My astute readers may note I have written a more complete description of the actual algorithm for fractal flames in another article. This article is more about improvements to the general process in the software for rendering fractal flames.
Having been creating fractals for a number of years, I have grown considerably interested in making software that allows me to create these structures. Not considering CPU vs GPU, there are a couple of common approaches, and I have had the pleasure of trying them all out. After toying with various software and examining their inner mechanisms, I’m now familiar with how each of these programs render fractals.
Addiction to creating fractals can be a blessing and a curse. On the one hand, you are creating the most liberal art in the universe – pure color and shape – without so much as a single relation to a controversial topic. On the other hand, the artwork never provides complete gratification. It drives you to want to see more and more (and spend hours on end rendering it). The fine details are the main attraction and the source of endless entertainment.
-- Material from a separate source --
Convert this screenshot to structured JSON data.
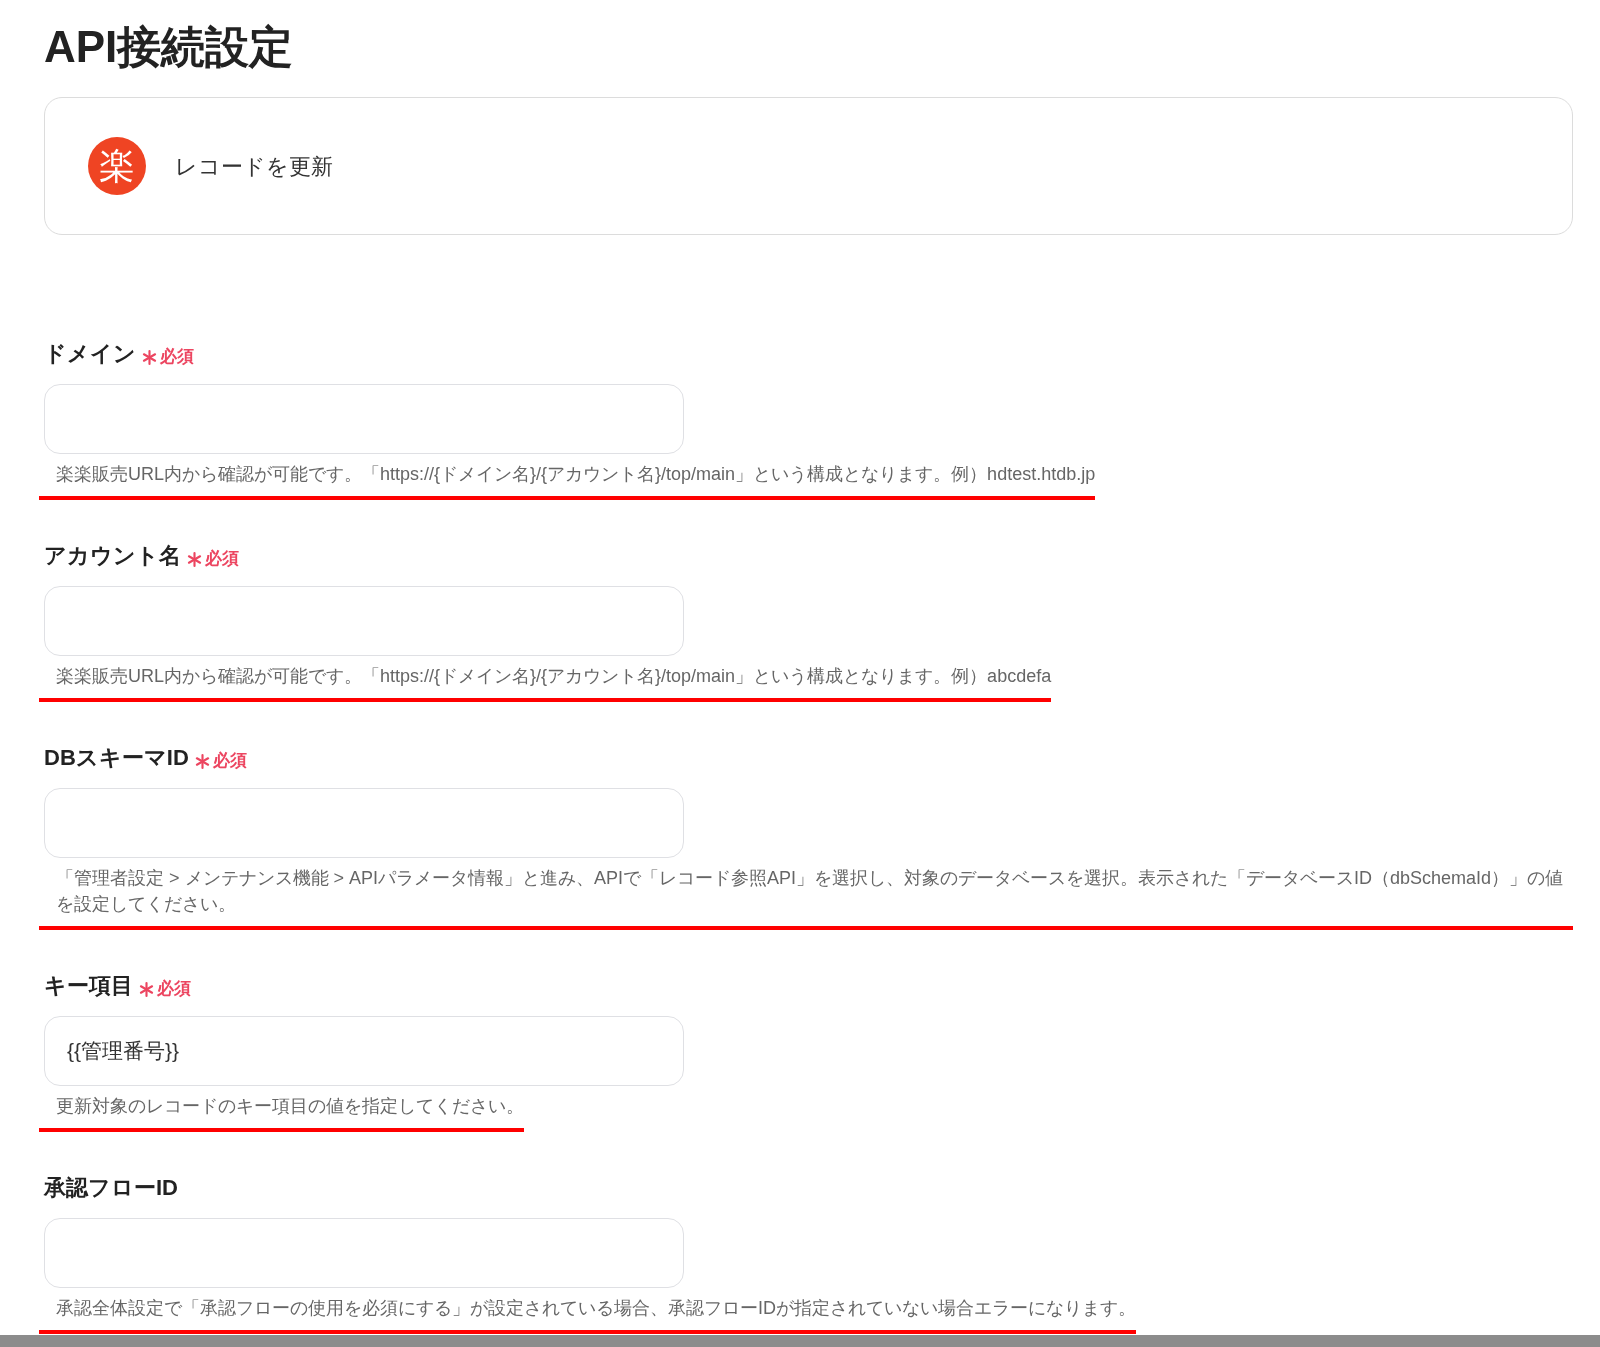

There is an enormous potential in fractal design, and I’d like to see it manifested. However, fractal creation can be inherently slow or spotty in appearance depending on the type of fractal being rendered and the software used. Out of disappointment, I’ve pondered the details of the process and how to improve it. What follows in this article is an overview of those thoughts and an analysis of some of the solutions I’ve been dreaming up.